Senator WALSH —Yes, I have seen the report. I think Senator Sibraa indicated that Australia has the fastest growth rate of any industrialised country. I believe that is correct. The facts show that. However, I am not sure of the derivation of some of the figures quoted in the Australian. For example, the table published shows that Australia's annual growth rate is 15 per cent. I do not know whether that was obtained by multiplying the figures for one quarter by four-in which case a figure of that order could have been produced-and if so what quarter it was. So in the absence of the original report, there are many uncertainties regarding the methods by which the figures published were derived.

There is also a reference to an economic performance index. Again, I do not know precisely what that means, and it is not defined in the Press report. I would expect, however, that it measures more than productivity growth and probably incorporates, for example, interest rates and the rate of inflation or, more importantly, changes in the rate of inflation. However, leaving that aside, from objective Australian evidence it is a matter of public record that for the 12 months ending June 1984 real economic growth in Australia was above 10 per cent. On a year on year basis for the same year it was between 5 and 6 per cent. It is correct that the farm sector, which experienced a major recovery in 1983- 84, contributed more than it normally would to the total 10 per cent growth over the last financial year. But even after that is taken out, real non-farm growth for this year ending June, as against the year ending June 1983, was still above 8 per cent. There has been a dramatic turnaround in the economy since this Government came to power. It contrasts, I think, with the three consecutive quarters of negative growth over which the previous Government had presided during its last year in office. Therefore there was negative growth over the entire year.

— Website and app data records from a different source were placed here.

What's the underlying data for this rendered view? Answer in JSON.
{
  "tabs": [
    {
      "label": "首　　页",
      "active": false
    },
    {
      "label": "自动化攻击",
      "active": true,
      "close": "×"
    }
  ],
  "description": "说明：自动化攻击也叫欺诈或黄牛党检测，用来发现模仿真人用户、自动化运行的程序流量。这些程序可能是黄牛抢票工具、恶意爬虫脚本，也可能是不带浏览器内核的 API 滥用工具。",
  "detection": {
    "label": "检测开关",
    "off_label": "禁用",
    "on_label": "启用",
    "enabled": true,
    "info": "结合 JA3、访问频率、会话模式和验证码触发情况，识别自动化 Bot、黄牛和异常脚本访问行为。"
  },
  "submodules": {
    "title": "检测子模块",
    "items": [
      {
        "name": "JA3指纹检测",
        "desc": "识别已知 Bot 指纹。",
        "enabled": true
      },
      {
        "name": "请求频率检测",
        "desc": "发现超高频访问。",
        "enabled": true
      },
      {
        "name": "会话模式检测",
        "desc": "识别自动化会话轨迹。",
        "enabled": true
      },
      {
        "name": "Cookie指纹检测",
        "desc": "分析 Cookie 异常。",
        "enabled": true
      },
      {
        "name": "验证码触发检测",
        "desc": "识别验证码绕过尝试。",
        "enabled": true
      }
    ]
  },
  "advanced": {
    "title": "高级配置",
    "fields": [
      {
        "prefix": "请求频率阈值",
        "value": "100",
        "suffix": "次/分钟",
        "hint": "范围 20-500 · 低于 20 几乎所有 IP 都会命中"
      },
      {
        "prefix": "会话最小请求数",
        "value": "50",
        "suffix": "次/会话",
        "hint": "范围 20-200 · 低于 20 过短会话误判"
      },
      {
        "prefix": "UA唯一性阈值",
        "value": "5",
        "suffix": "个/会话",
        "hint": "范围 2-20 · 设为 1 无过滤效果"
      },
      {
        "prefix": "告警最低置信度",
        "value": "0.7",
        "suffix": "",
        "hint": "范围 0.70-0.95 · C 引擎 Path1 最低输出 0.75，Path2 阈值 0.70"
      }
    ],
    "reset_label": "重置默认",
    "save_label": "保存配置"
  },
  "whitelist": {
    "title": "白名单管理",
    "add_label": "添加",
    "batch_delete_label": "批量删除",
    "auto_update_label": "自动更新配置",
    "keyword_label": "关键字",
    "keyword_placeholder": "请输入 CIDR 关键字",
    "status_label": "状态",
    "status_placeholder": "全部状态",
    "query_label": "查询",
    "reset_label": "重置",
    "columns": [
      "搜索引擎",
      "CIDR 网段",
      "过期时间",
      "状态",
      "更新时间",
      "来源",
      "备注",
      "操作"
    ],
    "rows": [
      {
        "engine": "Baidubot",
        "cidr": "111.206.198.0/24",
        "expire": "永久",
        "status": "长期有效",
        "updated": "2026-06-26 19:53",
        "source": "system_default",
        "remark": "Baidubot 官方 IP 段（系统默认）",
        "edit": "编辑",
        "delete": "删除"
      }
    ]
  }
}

That rate of 8 per cent is the fastest rate of growth that has been recorded in the Australian economy for more than 20 years. Those who were always confident about the prices and incomes accord would not be surprised. Those who were not confident or did not support the accord would find it even more remarkable that that dramatic growth rate was accompanied by an equally dramatic fall in the inflation rate, which if measured by the consumer price index shows a fall of more than 50 per cent and if measured by the implicit price deflator shows a fall of some 40 per cent.